I decided that it was time to put this into practice, to give it a go. Was I going to add the persona modelling to my toolkit or not? The system I was working on (and still am currently) is for managing learners in a learner centre. The scenario I am going to use as my example is quite simple: Learners attend the centre in the morning and are greeted and registered by a ‘learner administrator’. The learners then commence on a piece of learning and are assessed by a ‘tutor’.
In this scenario I identified two users a learner administrator and a tutor, the learner was not interacting directly with the system. However, due to resourcing issues at the centres it was important that learner administrators and tutors had the ability to perform the same actions. In essence the two users share one role.

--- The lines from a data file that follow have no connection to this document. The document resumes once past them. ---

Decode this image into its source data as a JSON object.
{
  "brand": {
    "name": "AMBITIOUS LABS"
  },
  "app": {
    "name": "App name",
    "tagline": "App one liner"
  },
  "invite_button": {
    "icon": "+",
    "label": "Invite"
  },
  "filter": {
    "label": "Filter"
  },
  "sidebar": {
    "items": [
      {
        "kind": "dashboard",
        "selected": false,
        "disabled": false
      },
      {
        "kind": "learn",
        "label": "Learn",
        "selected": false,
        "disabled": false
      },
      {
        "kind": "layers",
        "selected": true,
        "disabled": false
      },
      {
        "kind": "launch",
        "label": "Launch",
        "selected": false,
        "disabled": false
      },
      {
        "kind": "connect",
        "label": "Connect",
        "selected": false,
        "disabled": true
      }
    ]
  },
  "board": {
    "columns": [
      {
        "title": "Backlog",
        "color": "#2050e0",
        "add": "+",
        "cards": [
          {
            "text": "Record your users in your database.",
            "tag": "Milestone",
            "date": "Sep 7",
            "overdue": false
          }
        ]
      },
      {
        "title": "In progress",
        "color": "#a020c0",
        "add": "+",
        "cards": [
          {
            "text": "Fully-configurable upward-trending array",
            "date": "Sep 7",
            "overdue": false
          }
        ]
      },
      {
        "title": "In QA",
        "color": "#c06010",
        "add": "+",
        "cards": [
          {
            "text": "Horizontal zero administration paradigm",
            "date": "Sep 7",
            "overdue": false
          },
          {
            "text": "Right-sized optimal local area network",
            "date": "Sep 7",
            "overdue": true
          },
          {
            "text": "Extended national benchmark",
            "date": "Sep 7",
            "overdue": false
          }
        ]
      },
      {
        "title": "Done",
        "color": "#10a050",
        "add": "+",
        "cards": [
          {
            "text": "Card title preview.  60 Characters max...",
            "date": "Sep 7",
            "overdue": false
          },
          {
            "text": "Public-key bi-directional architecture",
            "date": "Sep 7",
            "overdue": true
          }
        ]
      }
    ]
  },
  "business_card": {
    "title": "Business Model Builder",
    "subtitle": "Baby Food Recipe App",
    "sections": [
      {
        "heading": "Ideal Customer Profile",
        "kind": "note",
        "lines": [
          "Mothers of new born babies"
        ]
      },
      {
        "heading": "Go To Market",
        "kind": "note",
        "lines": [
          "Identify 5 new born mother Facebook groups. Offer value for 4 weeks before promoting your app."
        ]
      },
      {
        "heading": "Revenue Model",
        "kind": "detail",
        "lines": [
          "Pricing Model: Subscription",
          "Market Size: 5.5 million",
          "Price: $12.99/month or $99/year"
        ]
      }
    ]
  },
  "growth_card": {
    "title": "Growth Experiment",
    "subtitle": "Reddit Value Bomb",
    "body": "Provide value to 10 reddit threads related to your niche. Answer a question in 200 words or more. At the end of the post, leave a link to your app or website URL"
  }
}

So under the role based model this is fine, nice and simple. I don’t really need to create two user types I can just create one and add a label that just identifies their job title, in case I ever need to reference it somewhere. However, I’d decided to add personas and see if anything changed. Here are my personas:Watch Full Movie Online Streaming Online and Download
Sarah is a single mum in her early twenties. Her day consists of checking students in, chasing the ones that haven’t turned up and ensuring that the correct reports are run so that the centre can claim its allocated funding for the learners they have had through the door. Between admin tasks Sarah uses Facebook to see what others are up to and uses an IM client to chat to her boyfriend. She’s a confident computer user who finds the system easy to navigate.
Phillipa is an ex-school teacher. She works as a tutor part-time more to keep her busy rather than because she is dependent on the income. Phillipa has older children who are no longer at home and her husband is a consultant surgeon. Her day-to-day tasks are the assessing of learners, recording their outcomes and helping them to move on to the next piece of learning. Phillipa is focused on the learner and finds the need to record everything on an online system a chore. She only uses about 25% of all the systems functionality but the areas that she does use are used relatively. Phillipa doesn’t mind using a computer for her tasks but likes to have peoples on hand to check with and ask questions when needed.
From this it became very obvious that my two users with the same permissions role were going to be using the system for very different purposes. I had been able to identify this early, rather than waiting for User Acceptance Testing (UAT) and I was able to do something about the design of the system and its interface.
The system has not been fully implemented yet but one suggestion that has come out of this was a configurable dashboard. The dashboard is made up of a number of blocks and pods that either display content or a forms and filters into other areas of the system. The layout of this dashboard would be dictated by the priority of certain day-to-day jobs, allowing for learner administrators and tutors to rearrange these pods to suite their needs. Also, based on the understanding that the tutors were generally older, less computer savvy users I opted to prioritise the default dashboard around their needs so that they would need to do less configuring, allowing the more confident learner administrators to customise their dashboards heavily.
So what did I learn from this exercise?
I learnt that an ACL role model isn’t always enough
Roles need context. Personas allow us to add context
You can create an interface that is different for two users but only charge them for one.